To do = From the data below, copy each line that includes the word "text".

Dataset rows describing interfaces =

• • • •

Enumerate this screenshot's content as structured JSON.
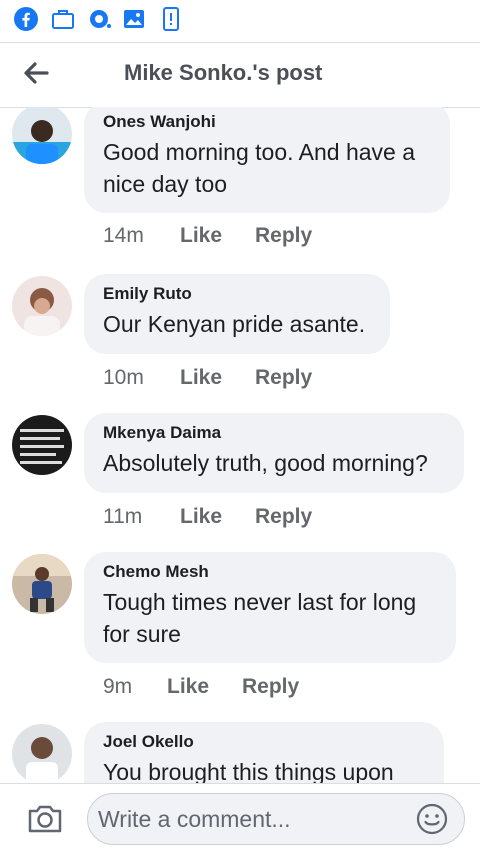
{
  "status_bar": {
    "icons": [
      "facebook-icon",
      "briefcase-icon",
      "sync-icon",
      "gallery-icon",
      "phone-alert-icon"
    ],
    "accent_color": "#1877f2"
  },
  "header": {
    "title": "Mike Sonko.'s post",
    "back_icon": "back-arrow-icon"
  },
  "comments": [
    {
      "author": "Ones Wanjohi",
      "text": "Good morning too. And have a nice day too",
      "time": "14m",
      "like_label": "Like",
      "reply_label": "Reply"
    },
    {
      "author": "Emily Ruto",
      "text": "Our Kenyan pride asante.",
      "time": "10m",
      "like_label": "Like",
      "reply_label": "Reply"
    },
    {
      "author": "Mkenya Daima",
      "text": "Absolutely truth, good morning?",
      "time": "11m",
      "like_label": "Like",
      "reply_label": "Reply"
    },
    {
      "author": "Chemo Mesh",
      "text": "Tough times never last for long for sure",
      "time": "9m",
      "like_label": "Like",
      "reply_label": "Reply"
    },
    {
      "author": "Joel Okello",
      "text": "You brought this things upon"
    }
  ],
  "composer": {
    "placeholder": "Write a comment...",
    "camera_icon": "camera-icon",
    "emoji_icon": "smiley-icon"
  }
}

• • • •

Answer to the exercise =
      "text": "Good morning too. And have a nice day too",
      "text": "Our Kenyan pride asante.",
      "text": "Absolutely truth, good morning?",
      "text": "Tough times never last for long for sure",
      "text": "You brought this things upon"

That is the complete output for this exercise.